[Stored records]

=-=-=-=-=

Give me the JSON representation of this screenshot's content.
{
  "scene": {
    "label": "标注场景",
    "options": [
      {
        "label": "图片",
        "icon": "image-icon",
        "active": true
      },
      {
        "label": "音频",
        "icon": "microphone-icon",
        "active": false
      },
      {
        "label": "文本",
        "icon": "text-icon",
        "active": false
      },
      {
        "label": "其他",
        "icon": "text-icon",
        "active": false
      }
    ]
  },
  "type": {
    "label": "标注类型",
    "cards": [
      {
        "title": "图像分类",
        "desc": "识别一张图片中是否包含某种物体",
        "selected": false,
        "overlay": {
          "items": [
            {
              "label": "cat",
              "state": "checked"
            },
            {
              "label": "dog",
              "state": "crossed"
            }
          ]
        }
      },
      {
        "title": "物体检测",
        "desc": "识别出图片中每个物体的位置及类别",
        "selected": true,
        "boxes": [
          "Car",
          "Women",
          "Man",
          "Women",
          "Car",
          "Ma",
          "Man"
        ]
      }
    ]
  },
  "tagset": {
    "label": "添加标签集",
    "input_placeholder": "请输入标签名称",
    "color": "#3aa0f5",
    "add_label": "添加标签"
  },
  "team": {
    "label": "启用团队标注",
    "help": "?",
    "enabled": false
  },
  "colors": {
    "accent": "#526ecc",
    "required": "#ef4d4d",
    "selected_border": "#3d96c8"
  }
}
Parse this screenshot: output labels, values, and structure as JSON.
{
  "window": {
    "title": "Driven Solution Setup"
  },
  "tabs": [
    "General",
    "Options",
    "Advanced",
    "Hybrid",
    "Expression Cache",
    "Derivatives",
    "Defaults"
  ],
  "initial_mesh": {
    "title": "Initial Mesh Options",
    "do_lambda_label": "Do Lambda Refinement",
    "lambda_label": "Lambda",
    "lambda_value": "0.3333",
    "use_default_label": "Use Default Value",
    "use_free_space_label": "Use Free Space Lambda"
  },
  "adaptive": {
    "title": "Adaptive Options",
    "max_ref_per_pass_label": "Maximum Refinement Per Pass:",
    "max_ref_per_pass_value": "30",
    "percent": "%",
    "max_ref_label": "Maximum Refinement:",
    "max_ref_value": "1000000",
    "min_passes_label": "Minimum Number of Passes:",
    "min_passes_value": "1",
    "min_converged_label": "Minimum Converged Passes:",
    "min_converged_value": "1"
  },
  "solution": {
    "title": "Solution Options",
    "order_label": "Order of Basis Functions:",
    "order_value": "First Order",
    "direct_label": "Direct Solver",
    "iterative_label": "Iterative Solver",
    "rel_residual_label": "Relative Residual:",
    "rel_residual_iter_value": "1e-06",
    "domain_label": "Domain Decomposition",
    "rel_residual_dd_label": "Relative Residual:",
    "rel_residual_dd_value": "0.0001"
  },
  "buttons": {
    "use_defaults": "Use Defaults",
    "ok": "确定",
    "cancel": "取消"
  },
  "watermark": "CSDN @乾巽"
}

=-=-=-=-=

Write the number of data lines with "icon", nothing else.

TASK SOLUTION:
4